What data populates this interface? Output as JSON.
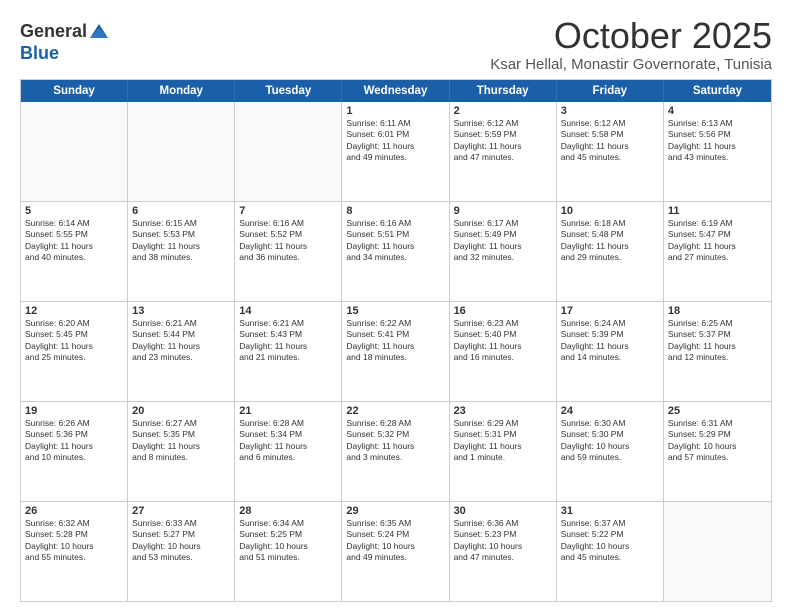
{
  "logo": {
    "general": "General",
    "blue": "Blue"
  },
  "header": {
    "month": "October 2025",
    "location": "Ksar Hellal, Monastir Governorate, Tunisia"
  },
  "weekdays": [
    "Sunday",
    "Monday",
    "Tuesday",
    "Wednesday",
    "Thursday",
    "Friday",
    "Saturday"
  ],
  "rows": [
    [
      {
        "day": "",
        "info": ""
      },
      {
        "day": "",
        "info": ""
      },
      {
        "day": "",
        "info": ""
      },
      {
        "day": "1",
        "info": "Sunrise: 6:11 AM\nSunset: 6:01 PM\nDaylight: 11 hours\nand 49 minutes."
      },
      {
        "day": "2",
        "info": "Sunrise: 6:12 AM\nSunset: 5:59 PM\nDaylight: 11 hours\nand 47 minutes."
      },
      {
        "day": "3",
        "info": "Sunrise: 6:12 AM\nSunset: 5:58 PM\nDaylight: 11 hours\nand 45 minutes."
      },
      {
        "day": "4",
        "info": "Sunrise: 6:13 AM\nSunset: 5:56 PM\nDaylight: 11 hours\nand 43 minutes."
      }
    ],
    [
      {
        "day": "5",
        "info": "Sunrise: 6:14 AM\nSunset: 5:55 PM\nDaylight: 11 hours\nand 40 minutes."
      },
      {
        "day": "6",
        "info": "Sunrise: 6:15 AM\nSunset: 5:53 PM\nDaylight: 11 hours\nand 38 minutes."
      },
      {
        "day": "7",
        "info": "Sunrise: 6:16 AM\nSunset: 5:52 PM\nDaylight: 11 hours\nand 36 minutes."
      },
      {
        "day": "8",
        "info": "Sunrise: 6:16 AM\nSunset: 5:51 PM\nDaylight: 11 hours\nand 34 minutes."
      },
      {
        "day": "9",
        "info": "Sunrise: 6:17 AM\nSunset: 5:49 PM\nDaylight: 11 hours\nand 32 minutes."
      },
      {
        "day": "10",
        "info": "Sunrise: 6:18 AM\nSunset: 5:48 PM\nDaylight: 11 hours\nand 29 minutes."
      },
      {
        "day": "11",
        "info": "Sunrise: 6:19 AM\nSunset: 5:47 PM\nDaylight: 11 hours\nand 27 minutes."
      }
    ],
    [
      {
        "day": "12",
        "info": "Sunrise: 6:20 AM\nSunset: 5:45 PM\nDaylight: 11 hours\nand 25 minutes."
      },
      {
        "day": "13",
        "info": "Sunrise: 6:21 AM\nSunset: 5:44 PM\nDaylight: 11 hours\nand 23 minutes."
      },
      {
        "day": "14",
        "info": "Sunrise: 6:21 AM\nSunset: 5:43 PM\nDaylight: 11 hours\nand 21 minutes."
      },
      {
        "day": "15",
        "info": "Sunrise: 6:22 AM\nSunset: 5:41 PM\nDaylight: 11 hours\nand 18 minutes."
      },
      {
        "day": "16",
        "info": "Sunrise: 6:23 AM\nSunset: 5:40 PM\nDaylight: 11 hours\nand 16 minutes."
      },
      {
        "day": "17",
        "info": "Sunrise: 6:24 AM\nSunset: 5:39 PM\nDaylight: 11 hours\nand 14 minutes."
      },
      {
        "day": "18",
        "info": "Sunrise: 6:25 AM\nSunset: 5:37 PM\nDaylight: 11 hours\nand 12 minutes."
      }
    ],
    [
      {
        "day": "19",
        "info": "Sunrise: 6:26 AM\nSunset: 5:36 PM\nDaylight: 11 hours\nand 10 minutes."
      },
      {
        "day": "20",
        "info": "Sunrise: 6:27 AM\nSunset: 5:35 PM\nDaylight: 11 hours\nand 8 minutes."
      },
      {
        "day": "21",
        "info": "Sunrise: 6:28 AM\nSunset: 5:34 PM\nDaylight: 11 hours\nand 6 minutes."
      },
      {
        "day": "22",
        "info": "Sunrise: 6:28 AM\nSunset: 5:32 PM\nDaylight: 11 hours\nand 3 minutes."
      },
      {
        "day": "23",
        "info": "Sunrise: 6:29 AM\nSunset: 5:31 PM\nDaylight: 11 hours\nand 1 minute."
      },
      {
        "day": "24",
        "info": "Sunrise: 6:30 AM\nSunset: 5:30 PM\nDaylight: 10 hours\nand 59 minutes."
      },
      {
        "day": "25",
        "info": "Sunrise: 6:31 AM\nSunset: 5:29 PM\nDaylight: 10 hours\nand 57 minutes."
      }
    ],
    [
      {
        "day": "26",
        "info": "Sunrise: 6:32 AM\nSunset: 5:28 PM\nDaylight: 10 hours\nand 55 minutes."
      },
      {
        "day": "27",
        "info": "Sunrise: 6:33 AM\nSunset: 5:27 PM\nDaylight: 10 hours\nand 53 minutes."
      },
      {
        "day": "28",
        "info": "Sunrise: 6:34 AM\nSunset: 5:25 PM\nDaylight: 10 hours\nand 51 minutes."
      },
      {
        "day": "29",
        "info": "Sunrise: 6:35 AM\nSunset: 5:24 PM\nDaylight: 10 hours\nand 49 minutes."
      },
      {
        "day": "30",
        "info": "Sunrise: 6:36 AM\nSunset: 5:23 PM\nDaylight: 10 hours\nand 47 minutes."
      },
      {
        "day": "31",
        "info": "Sunrise: 6:37 AM\nSunset: 5:22 PM\nDaylight: 10 hours\nand 45 minutes."
      },
      {
        "day": "",
        "info": ""
      }
    ]
  ]
}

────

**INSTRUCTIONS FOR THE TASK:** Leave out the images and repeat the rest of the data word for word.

**TASK ANSWER:**
What data populates this interface? Output as JSON.
{
  "logo": {
    "general": "General",
    "blue": "Blue"
  },
  "header": {
    "month": "October 2025",
    "location": "Ksar Hellal, Monastir Governorate, Tunisia"
  },
  "weekdays": [
    "Sunday",
    "Monday",
    "Tuesday",
    "Wednesday",
    "Thursday",
    "Friday",
    "Saturday"
  ],
  "rows": [
    [
      {
        "day": "",
        "info": ""
      },
      {
        "day": "",
        "info": ""
      },
      {
        "day": "",
        "info": ""
      },
      {
        "day": "1",
        "info": "Sunrise: 6:11 AM\nSunset: 6:01 PM\nDaylight: 11 hours\nand 49 minutes."
      },
      {
        "day": "2",
        "info": "Sunrise: 6:12 AM\nSunset: 5:59 PM\nDaylight: 11 hours\nand 47 minutes."
      },
      {
        "day": "3",
        "info": "Sunrise: 6:12 AM\nSunset: 5:58 PM\nDaylight: 11 hours\nand 45 minutes."
      },
      {
        "day": "4",
        "info": "Sunrise: 6:13 AM\nSunset: 5:56 PM\nDaylight: 11 hours\nand 43 minutes."
      }
    ],
    [
      {
        "day": "5",
        "info": "Sunrise: 6:14 AM\nSunset: 5:55 PM\nDaylight: 11 hours\nand 40 minutes."
      },
      {
        "day": "6",
        "info": "Sunrise: 6:15 AM\nSunset: 5:53 PM\nDaylight: 11 hours\nand 38 minutes."
      },
      {
        "day": "7",
        "info": "Sunrise: 6:16 AM\nSunset: 5:52 PM\nDaylight: 11 hours\nand 36 minutes."
      },
      {
        "day": "8",
        "info": "Sunrise: 6:16 AM\nSunset: 5:51 PM\nDaylight: 11 hours\nand 34 minutes."
      },
      {
        "day": "9",
        "info": "Sunrise: 6:17 AM\nSunset: 5:49 PM\nDaylight: 11 hours\nand 32 minutes."
      },
      {
        "day": "10",
        "info": "Sunrise: 6:18 AM\nSunset: 5:48 PM\nDaylight: 11 hours\nand 29 minutes."
      },
      {
        "day": "11",
        "info": "Sunrise: 6:19 AM\nSunset: 5:47 PM\nDaylight: 11 hours\nand 27 minutes."
      }
    ],
    [
      {
        "day": "12",
        "info": "Sunrise: 6:20 AM\nSunset: 5:45 PM\nDaylight: 11 hours\nand 25 minutes."
      },
      {
        "day": "13",
        "info": "Sunrise: 6:21 AM\nSunset: 5:44 PM\nDaylight: 11 hours\nand 23 minutes."
      },
      {
        "day": "14",
        "info": "Sunrise: 6:21 AM\nSunset: 5:43 PM\nDaylight: 11 hours\nand 21 minutes."
      },
      {
        "day": "15",
        "info": "Sunrise: 6:22 AM\nSunset: 5:41 PM\nDaylight: 11 hours\nand 18 minutes."
      },
      {
        "day": "16",
        "info": "Sunrise: 6:23 AM\nSunset: 5:40 PM\nDaylight: 11 hours\nand 16 minutes."
      },
      {
        "day": "17",
        "info": "Sunrise: 6:24 AM\nSunset: 5:39 PM\nDaylight: 11 hours\nand 14 minutes."
      },
      {
        "day": "18",
        "info": "Sunrise: 6:25 AM\nSunset: 5:37 PM\nDaylight: 11 hours\nand 12 minutes."
      }
    ],
    [
      {
        "day": "19",
        "info": "Sunrise: 6:26 AM\nSunset: 5:36 PM\nDaylight: 11 hours\nand 10 minutes."
      },
      {
        "day": "20",
        "info": "Sunrise: 6:27 AM\nSunset: 5:35 PM\nDaylight: 11 hours\nand 8 minutes."
      },
      {
        "day": "21",
        "info": "Sunrise: 6:28 AM\nSunset: 5:34 PM\nDaylight: 11 hours\nand 6 minutes."
      },
      {
        "day": "22",
        "info": "Sunrise: 6:28 AM\nSunset: 5:32 PM\nDaylight: 11 hours\nand 3 minutes."
      },
      {
        "day": "23",
        "info": "Sunrise: 6:29 AM\nSunset: 5:31 PM\nDaylight: 11 hours\nand 1 minute."
      },
      {
        "day": "24",
        "info": "Sunrise: 6:30 AM\nSunset: 5:30 PM\nDaylight: 10 hours\nand 59 minutes."
      },
      {
        "day": "25",
        "info": "Sunrise: 6:31 AM\nSunset: 5:29 PM\nDaylight: 10 hours\nand 57 minutes."
      }
    ],
    [
      {
        "day": "26",
        "info": "Sunrise: 6:32 AM\nSunset: 5:28 PM\nDaylight: 10 hours\nand 55 minutes."
      },
      {
        "day": "27",
        "info": "Sunrise: 6:33 AM\nSunset: 5:27 PM\nDaylight: 10 hours\nand 53 minutes."
      },
      {
        "day": "28",
        "info": "Sunrise: 6:34 AM\nSunset: 5:25 PM\nDaylight: 10 hours\nand 51 minutes."
      },
      {
        "day": "29",
        "info": "Sunrise: 6:35 AM\nSunset: 5:24 PM\nDaylight: 10 hours\nand 49 minutes."
      },
      {
        "day": "30",
        "info": "Sunrise: 6:36 AM\nSunset: 5:23 PM\nDaylight: 10 hours\nand 47 minutes."
      },
      {
        "day": "31",
        "info": "Sunrise: 6:37 AM\nSunset: 5:22 PM\nDaylight: 10 hours\nand 45 minutes."
      },
      {
        "day": "",
        "info": ""
      }
    ]
  ]
}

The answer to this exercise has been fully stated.